━━ Provided material ━━

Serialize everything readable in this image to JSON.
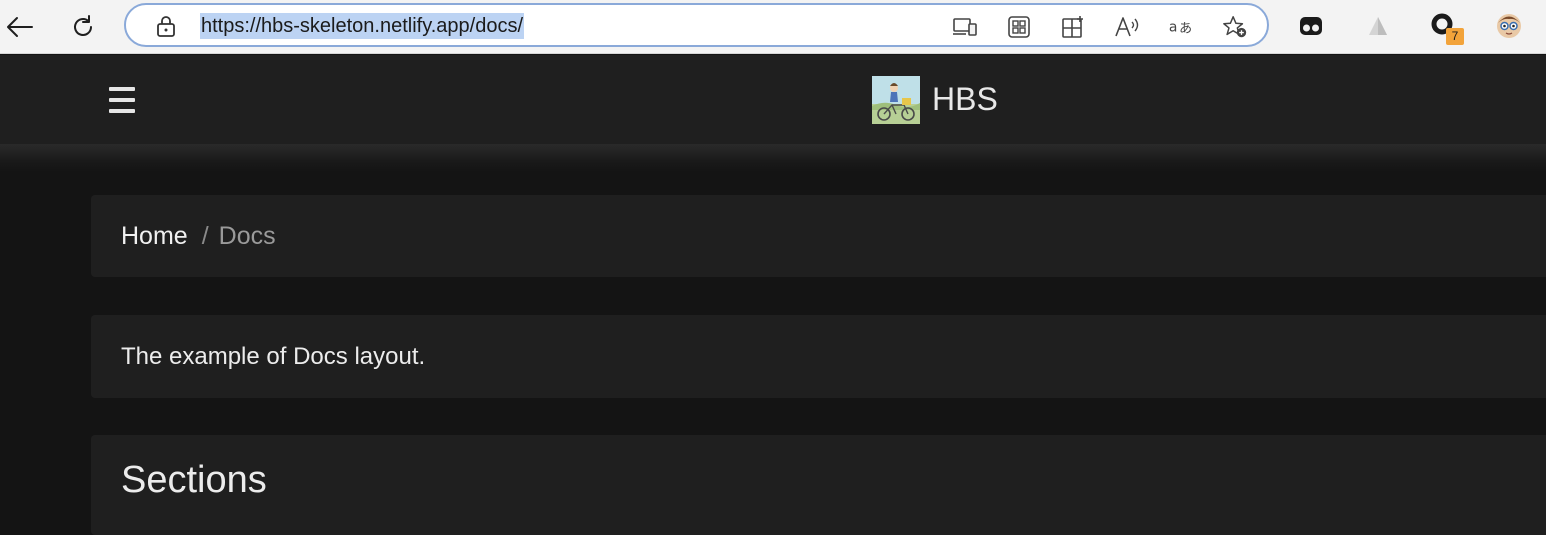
{
  "browser": {
    "url": "https://hbs-skeleton.netlify.app/docs/",
    "nav_icons": [
      "back-arrow-icon",
      "refresh-icon"
    ],
    "omnibox_icons": [
      "lock-icon",
      "app-available-icon",
      "qr-code-icon",
      "split-screen-icon",
      "read-aloud-icon",
      "translate-icon",
      "add-favorite-icon"
    ],
    "extension_icons": [
      "extension-mask-icon",
      "extension-triangle-icon",
      "extension-ring-icon",
      "profile-avatar-icon"
    ],
    "extension_badge": "7",
    "accent_color": "#8aa9d9",
    "badge_color": "#f2a33a"
  },
  "header": {
    "site_title": "HBS",
    "menu_icon": "hamburger-menu-icon",
    "logo": "site-logo-bicycle-illustration"
  },
  "breadcrumb": {
    "items": [
      {
        "label": "Home",
        "active": false
      },
      {
        "label": "Docs",
        "active": true
      }
    ],
    "separator": "/"
  },
  "main": {
    "description": "The example of Docs layout.",
    "sections_heading": "Sections"
  },
  "theme": {
    "background": "#141414",
    "surface": "#1f1f1f",
    "text": "#ececec",
    "muted_text": "#9a9a9a"
  }
}
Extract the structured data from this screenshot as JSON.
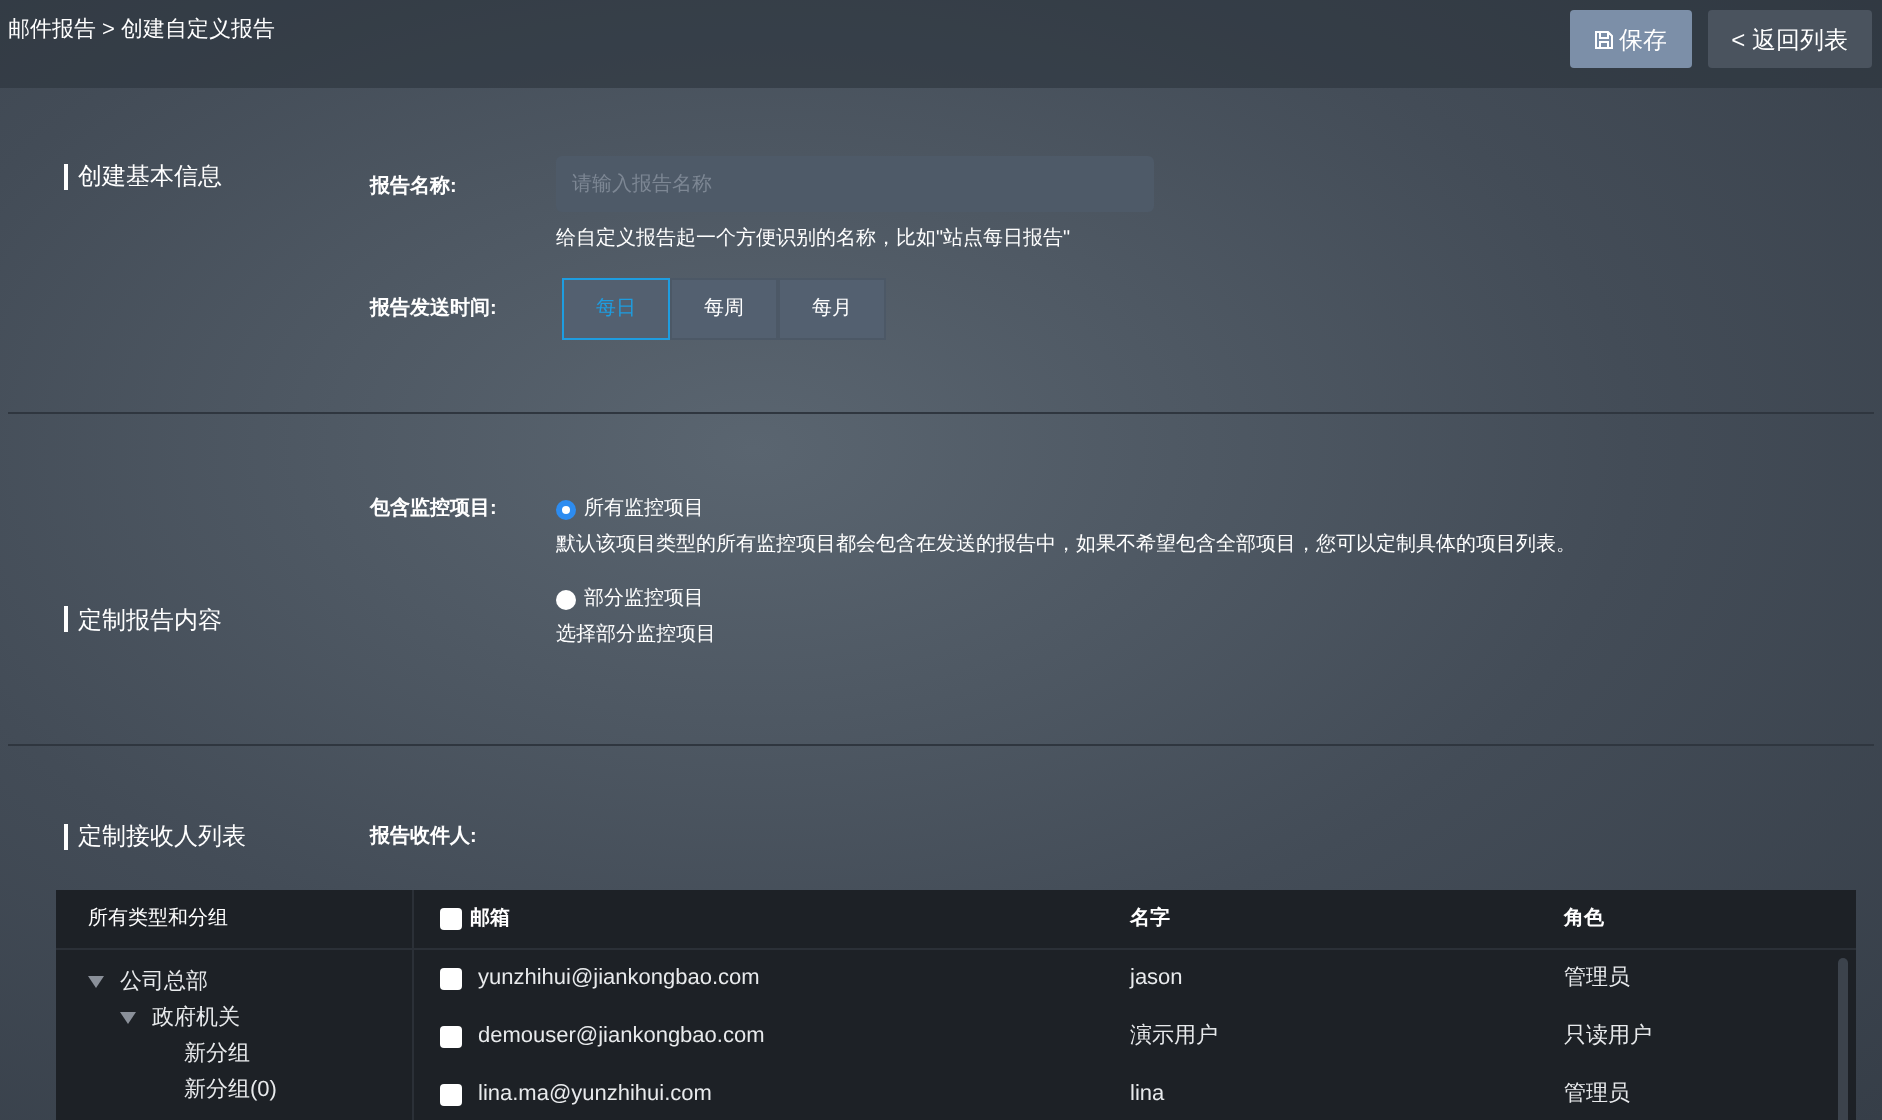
{
  "breadcrumb": "邮件报告 > 创建自定义报告",
  "header_buttons": [
    {
      "kind": "save",
      "label": "保存"
    },
    {
      "kind": "back",
      "label": "< 返回列表"
    }
  ],
  "basic_info": {
    "heading": "创建基本信息",
    "name_label": "报告名称:",
    "name_placeholder": "请输入报告名称",
    "name_help": "给自定义报告起一个方便识别的名称，比如\"站点每日报告\"",
    "time_label": "报告发送时间:",
    "time_options": [
      {
        "label": "每日",
        "selected": true
      },
      {
        "label": "每周",
        "selected": false
      },
      {
        "label": "每月",
        "selected": false
      }
    ]
  },
  "content": {
    "heading": "定制报告内容",
    "label": "包含监控项目:",
    "options": [
      {
        "label": "所有监控项目",
        "description": "默认该项目类型的所有监控项目都会包含在发送的报告中，如果不希望包含全部项目，您可以定制具体的项目列表。",
        "selected": true
      },
      {
        "label": "部分监控项目",
        "description": "选择部分监控项目",
        "selected": false
      }
    ]
  },
  "recipients": {
    "heading": "定制接收人列表",
    "label": "报告收件人:",
    "tree_heading": "所有类型和分组",
    "tree": [
      {
        "label": "公司总部",
        "expanded": true,
        "children": [
          {
            "label": "政府机关",
            "expanded": true,
            "children": [
              {
                "label": "新分组"
              },
              {
                "label": "新分组(0)"
              }
            ]
          }
        ]
      }
    ],
    "table": {
      "columns": [
        "邮箱",
        "名字",
        "角色"
      ],
      "all_checked": false,
      "rows": [
        {
          "email": "yunzhihui@jiankongbao.com",
          "name": "jason",
          "role": "管理员",
          "checked": false
        },
        {
          "email": "demouser@jiankongbao.com",
          "name": "演示用户",
          "role": "只读用户",
          "checked": false
        },
        {
          "email": "lina.ma@yunzhihui.com",
          "name": "lina",
          "role": "管理员",
          "checked": false
        }
      ]
    }
  }
}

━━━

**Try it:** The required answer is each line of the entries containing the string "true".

**Solution for this task:**
        "active": true
        "selected": true
        "selected": true
        "expanded": true,
            "expanded": true,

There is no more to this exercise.